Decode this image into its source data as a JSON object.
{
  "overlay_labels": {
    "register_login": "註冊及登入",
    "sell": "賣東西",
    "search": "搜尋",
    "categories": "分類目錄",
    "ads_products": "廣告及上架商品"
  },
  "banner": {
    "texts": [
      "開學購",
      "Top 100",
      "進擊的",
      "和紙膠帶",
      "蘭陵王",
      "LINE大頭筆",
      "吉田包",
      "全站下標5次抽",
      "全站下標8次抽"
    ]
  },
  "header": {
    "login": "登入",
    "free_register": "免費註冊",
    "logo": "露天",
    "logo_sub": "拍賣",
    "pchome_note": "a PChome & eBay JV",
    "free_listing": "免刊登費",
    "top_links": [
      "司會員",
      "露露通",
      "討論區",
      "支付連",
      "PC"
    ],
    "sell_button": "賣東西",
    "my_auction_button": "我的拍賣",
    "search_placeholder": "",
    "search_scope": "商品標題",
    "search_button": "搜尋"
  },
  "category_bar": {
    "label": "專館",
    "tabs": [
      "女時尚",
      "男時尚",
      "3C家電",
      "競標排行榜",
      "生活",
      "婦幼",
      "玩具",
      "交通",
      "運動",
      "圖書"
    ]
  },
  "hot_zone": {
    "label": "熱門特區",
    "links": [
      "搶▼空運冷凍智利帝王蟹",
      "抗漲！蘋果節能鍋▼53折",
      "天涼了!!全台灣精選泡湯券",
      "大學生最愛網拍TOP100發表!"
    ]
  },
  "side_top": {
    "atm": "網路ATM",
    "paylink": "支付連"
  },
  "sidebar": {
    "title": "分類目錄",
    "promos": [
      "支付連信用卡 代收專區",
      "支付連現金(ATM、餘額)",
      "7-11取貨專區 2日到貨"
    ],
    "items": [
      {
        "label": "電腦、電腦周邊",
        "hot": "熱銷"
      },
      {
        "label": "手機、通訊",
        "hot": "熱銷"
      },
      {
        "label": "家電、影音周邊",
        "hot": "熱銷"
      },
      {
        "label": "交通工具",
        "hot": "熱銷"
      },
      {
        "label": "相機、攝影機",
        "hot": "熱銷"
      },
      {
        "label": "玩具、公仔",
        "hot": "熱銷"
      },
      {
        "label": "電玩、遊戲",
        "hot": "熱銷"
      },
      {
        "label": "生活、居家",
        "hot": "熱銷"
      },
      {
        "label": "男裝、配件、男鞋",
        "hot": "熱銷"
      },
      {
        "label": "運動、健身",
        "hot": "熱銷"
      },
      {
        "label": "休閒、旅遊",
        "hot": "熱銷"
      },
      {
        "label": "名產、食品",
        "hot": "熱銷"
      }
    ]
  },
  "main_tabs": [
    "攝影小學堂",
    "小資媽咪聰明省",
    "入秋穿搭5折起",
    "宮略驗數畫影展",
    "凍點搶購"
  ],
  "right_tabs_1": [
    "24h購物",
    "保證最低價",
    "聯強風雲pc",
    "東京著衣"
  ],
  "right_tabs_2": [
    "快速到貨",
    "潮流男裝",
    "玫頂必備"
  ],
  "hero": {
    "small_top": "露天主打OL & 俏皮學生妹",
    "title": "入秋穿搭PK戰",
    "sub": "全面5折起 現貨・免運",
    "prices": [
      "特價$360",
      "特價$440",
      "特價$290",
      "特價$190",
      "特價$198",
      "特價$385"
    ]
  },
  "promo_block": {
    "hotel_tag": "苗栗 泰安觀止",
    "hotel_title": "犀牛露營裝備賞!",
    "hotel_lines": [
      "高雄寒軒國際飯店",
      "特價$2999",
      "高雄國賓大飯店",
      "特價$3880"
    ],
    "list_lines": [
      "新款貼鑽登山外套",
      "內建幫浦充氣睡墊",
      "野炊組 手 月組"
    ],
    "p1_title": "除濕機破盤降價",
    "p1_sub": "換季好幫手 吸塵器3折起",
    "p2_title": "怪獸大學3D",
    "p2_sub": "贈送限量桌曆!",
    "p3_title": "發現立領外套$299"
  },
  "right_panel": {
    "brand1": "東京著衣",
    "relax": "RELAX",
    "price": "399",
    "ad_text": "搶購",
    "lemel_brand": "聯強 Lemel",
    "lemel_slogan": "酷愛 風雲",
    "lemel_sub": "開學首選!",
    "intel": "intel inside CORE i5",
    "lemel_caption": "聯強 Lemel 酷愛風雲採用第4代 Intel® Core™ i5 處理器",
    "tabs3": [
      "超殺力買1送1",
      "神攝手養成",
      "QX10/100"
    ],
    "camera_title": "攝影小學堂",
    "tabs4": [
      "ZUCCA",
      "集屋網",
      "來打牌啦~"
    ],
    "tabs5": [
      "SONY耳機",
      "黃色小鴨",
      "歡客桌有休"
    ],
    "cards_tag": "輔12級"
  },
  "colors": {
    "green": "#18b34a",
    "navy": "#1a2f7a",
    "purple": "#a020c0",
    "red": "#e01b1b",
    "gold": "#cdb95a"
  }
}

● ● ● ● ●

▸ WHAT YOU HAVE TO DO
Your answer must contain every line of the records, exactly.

▸ YOUR RESPONSE
Decode this image into its source data as a JSON object.
{
  "overlay_labels": {
    "register_login": "註冊及登入",
    "sell": "賣東西",
    "search": "搜尋",
    "categories": "分類目錄",
    "ads_products": "廣告及上架商品"
  },
  "banner": {
    "texts": [
      "開學購",
      "Top 100",
      "進擊的",
      "和紙膠帶",
      "蘭陵王",
      "LINE大頭筆",
      "吉田包",
      "全站下標5次抽",
      "全站下標8次抽"
    ]
  },
  "header": {
    "login": "登入",
    "free_register": "免費註冊",
    "logo": "露天",
    "logo_sub": "拍賣",
    "pchome_note": "a PChome & eBay JV",
    "free_listing": "免刊登費",
    "top_links": [
      "司會員",
      "露露通",
      "討論區",
      "支付連",
      "PC"
    ],
    "sell_button": "賣東西",
    "my_auction_button": "我的拍賣",
    "search_placeholder": "",
    "search_scope": "商品標題",
    "search_button": "搜尋"
  },
  "category_bar": {
    "label": "專館",
    "tabs": [
      "女時尚",
      "男時尚",
      "3C家電",
      "競標排行榜",
      "生活",
      "婦幼",
      "玩具",
      "交通",
      "運動",
      "圖書"
    ]
  },
  "hot_zone": {
    "label": "熱門特區",
    "links": [
      "搶▼空運冷凍智利帝王蟹",
      "抗漲！蘋果節能鍋▼53折",
      "天涼了!!全台灣精選泡湯券",
      "大學生最愛網拍TOP100發表!"
    ]
  },
  "side_top": {
    "atm": "網路ATM",
    "paylink": "支付連"
  },
  "sidebar": {
    "title": "分類目錄",
    "promos": [
      "支付連信用卡 代收專區",
      "支付連現金(ATM、餘額)",
      "7-11取貨專區 2日到貨"
    ],
    "items": [
      {
        "label": "電腦、電腦周邊",
        "hot": "熱銷"
      },
      {
        "label": "手機、通訊",
        "hot": "熱銷"
      },
      {
        "label": "家電、影音周邊",
        "hot": "熱銷"
      },
      {
        "label": "交通工具",
        "hot": "熱銷"
      },
      {
        "label": "相機、攝影機",
        "hot": "熱銷"
      },
      {
        "label": "玩具、公仔",
        "hot": "熱銷"
      },
      {
        "label": "電玩、遊戲",
        "hot": "熱銷"
      },
      {
        "label": "生活、居家",
        "hot": "熱銷"
      },
      {
        "label": "男裝、配件、男鞋",
        "hot": "熱銷"
      },
      {
        "label": "運動、健身",
        "hot": "熱銷"
      },
      {
        "label": "休閒、旅遊",
        "hot": "熱銷"
      },
      {
        "label": "名產、食品",
        "hot": "熱銷"
      }
    ]
  },
  "main_tabs": [
    "攝影小學堂",
    "小資媽咪聰明省",
    "入秋穿搭5折起",
    "宮略驗數畫影展",
    "凍點搶購"
  ],
  "right_tabs_1": [
    "24h購物",
    "保證最低價",
    "聯強風雲pc",
    "東京著衣"
  ],
  "right_tabs_2": [
    "快速到貨",
    "潮流男裝",
    "玫頂必備"
  ],
  "hero": {
    "small_top": "露天主打OL & 俏皮學生妹",
    "title": "入秋穿搭PK戰",
    "sub": "全面5折起 現貨・免運",
    "prices": [
      "特價$360",
      "特價$440",
      "特價$290",
      "特價$190",
      "特價$198",
      "特價$385"
    ]
  },
  "promo_block": {
    "hotel_tag": "苗栗 泰安觀止",
    "hotel_title": "犀牛露營裝備賞!",
    "hotel_lines": [
      "高雄寒軒國際飯店",
      "特價$2999",
      "高雄國賓大飯店",
      "特價$3880"
    ],
    "list_lines": [
      "新款貼鑽登山外套",
      "內建幫浦充氣睡墊",
      "野炊組 手 月組"
    ],
    "p1_title": "除濕機破盤降價",
    "p1_sub": "換季好幫手 吸塵器3折起",
    "p2_title": "怪獸大學3D",
    "p2_sub": "贈送限量桌曆!",
    "p3_title": "發現立領外套$299"
  },
  "right_panel": {
    "brand1": "東京著衣",
    "relax": "RELAX",
    "price": "399",
    "ad_text": "搶購",
    "lemel_brand": "聯強 Lemel",
    "lemel_slogan": "酷愛 風雲",
    "lemel_sub": "開學首選!",
    "intel": "intel inside CORE i5",
    "lemel_caption": "聯強 Lemel 酷愛風雲採用第4代 Intel® Core™ i5 處理器",
    "tabs3": [
      "超殺力買1送1",
      "神攝手養成",
      "QX10/100"
    ],
    "camera_title": "攝影小學堂",
    "tabs4": [
      "ZUCCA",
      "集屋網",
      "來打牌啦~"
    ],
    "tabs5": [
      "SONY耳機",
      "黃色小鴨",
      "歡客桌有休"
    ],
    "cards_tag": "輔12級"
  },
  "colors": {
    "green": "#18b34a",
    "navy": "#1a2f7a",
    "purple": "#a020c0",
    "red": "#e01b1b",
    "gold": "#cdb95a"
  }
}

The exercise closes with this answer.